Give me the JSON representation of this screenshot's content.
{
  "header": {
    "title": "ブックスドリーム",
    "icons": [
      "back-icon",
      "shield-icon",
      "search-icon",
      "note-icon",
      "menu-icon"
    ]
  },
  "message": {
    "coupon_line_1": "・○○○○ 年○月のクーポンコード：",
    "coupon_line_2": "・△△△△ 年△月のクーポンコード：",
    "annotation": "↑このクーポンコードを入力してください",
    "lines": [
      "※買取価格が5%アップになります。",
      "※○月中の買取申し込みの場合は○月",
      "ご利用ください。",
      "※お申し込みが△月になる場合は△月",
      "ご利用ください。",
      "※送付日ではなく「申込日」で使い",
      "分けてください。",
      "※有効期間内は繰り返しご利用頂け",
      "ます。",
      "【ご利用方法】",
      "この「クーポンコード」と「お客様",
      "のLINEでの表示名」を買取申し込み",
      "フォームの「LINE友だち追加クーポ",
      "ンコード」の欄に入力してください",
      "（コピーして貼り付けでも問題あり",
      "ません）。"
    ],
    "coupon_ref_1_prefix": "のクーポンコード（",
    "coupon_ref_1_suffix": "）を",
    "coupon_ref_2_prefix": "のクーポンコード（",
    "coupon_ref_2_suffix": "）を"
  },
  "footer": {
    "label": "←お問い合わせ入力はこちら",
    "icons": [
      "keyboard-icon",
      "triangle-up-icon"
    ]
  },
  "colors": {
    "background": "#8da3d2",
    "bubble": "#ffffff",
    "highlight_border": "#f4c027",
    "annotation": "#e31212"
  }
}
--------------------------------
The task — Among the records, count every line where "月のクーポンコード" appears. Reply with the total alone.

Solution to this task — 2